"The future ain't what it used to be." - Yogi Berra
This time of the year there are lots of predictions about what will happen in the next year. But how good would you be at predicting what will happen 100 years from now?
In December 1900 John Elfreth Watkins, Jr. wrote an article for Ladies Home Journal entitled "What May Happen in the Next Hundred Years." Watkins, whose father was a curator of technological collections at the U.S.
Stags and sea? In Denver? Not so much, but wind and cold are certainly ...usually ...typical of winter on the Front Range. And darkness? Oh yes. Daylight has been in steady decline since the autumnal equinox on September 22, and will not increase until after the winter solstice on December 21. Whether you are a modern commuter coping with
It's every pet owner's worst nightmare - your dog is injured or in need of medical care and you can't afford the necessary vet bills. Fortunately, PetAid Animal Hospital (formerly Harrison Memorial Animal Hospital) is here to provide comprehensive and compassionate veterinary care for pets of the economically disadvantaged and has been doing so since 1990.
The animal hospital is just one of the services offered by its umbrella organization, PetAid Colorado, which collaborates with veterinarians and community partners (like the Animal Assistance Foundation) to prevent animal suffering and relinquishment through a unique array of programs, including PetAid Care Grants, PetAid Disaster Services, and
A recent visitor to the Reference Department had just opened up a commercial janitorial service and asked if we had any resources to help him find customers.
I suggested we look at ReferenceUSA, one of the library's most popular licensed databases, which allows you to search for business listings by combining search parameters such as geographic location, industry, sales volume or number of PCs. He wanted to focus on small offices in an industrial area near 2nd and Tejon, so I showed him how to formulate a search that combined the zip code for that area with privately owned businesses whose square footage is no larger than 2,499.
French essayist Joseph Joubert said, “It is better to debate a question without settling it, than to settle a question without debating it.” He understood that debate, forensics, and persuasive writing foster critical thinking skills, analytical self-reflection, intellectual curiosity, and a respect of difference.
Increasingly, students are being asked to justify, synthesize, and analyze complex issues into persuasive written and oral arguments. Assignments like these tie into the recently adopted Common Core Standards which “reflect... the knowledge and skills that our young people need for success in college and careers.”
The library has both online and print resources to help students assemble research content, understand the mechanics of debate and persuasive writing, and polish a presentation.
From Bela Lugosi's courtly, cornball, heavily accented count to the angst-ridden teen leeches of the Twilight series, vampires have been an essential part of film history.

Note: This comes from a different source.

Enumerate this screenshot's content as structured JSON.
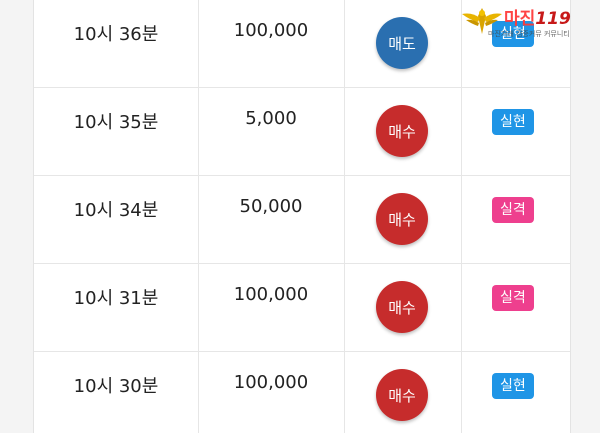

Our fascination with them, experts suggest, has something to do with our fear of death and yearning for immortality at any price -- or maybe it's just cool to imagine an eternity of partying all night and sleeping all day.
Some version of the vampire myth has existed in nearly every culture; the first recorded account came from Western Europe during the Middle Ages. Since there was no explanation for disease or natural disasters, vampires were blamed. They were depicted as foul, bloated, and barely semi-human. It wasn't until John Polidori's 1819 novella The Vampyre that they began their transformation into the charismatic and nicely dressed entities that we know and love today.
In the 1948 election, Thomas E. Dewey was projected to trounce President Harry S. Truman by a wide margin. Dewey was then the Governor of New York, and was considered stiff and pompous, "...the only man who could strut sitting down," some said. None the less, the polls were predicting a landslide in his favor.
The Chicago Tribune would be the first to report it in their early edition, with the famous headline, "Dewey Defeats Truman." Instead Truman won by more than two million popular and 114 electoral votes.
It's 6:45 p.m. You're tired from a long day at work, and have just finished throwing something together for a quick dinner when the phone rings. It could be a telemarketer? A scam?
Or it could be Gallup Polls. Meet Ed Dubas. He works at the Gallup call center in Omaha, Nebraska, making polling phone calls for various organizations. A former used car salesman, Ed has been their best interviewer in the world for five years. He loves what he does, despite the hang-ups and four letter words. For him working for Gallup is about 'documenting the will of the people.' Gallup is especially well known for the quality of their political polls.
In 1776, some of the founding fathers borrowed money from France and the Netherlands to help fund the American Revolution. We owed $43 million by January 1, 1783. Congress voted to raise taxes, as well as to assume some public debt.
In 1790, with a debt estimated at $77.1 million, interest-bearing bonds were issued and the government established its good credit. Alexander Hamilton became our first Secretary of the Treasury. He helped design the strong centralized funding of the United States, including tariffs and taxes. The Louisiana Purchase cost $15 million, at just 4 cents per acre, but it derailed efforts to pay down the debt at that time.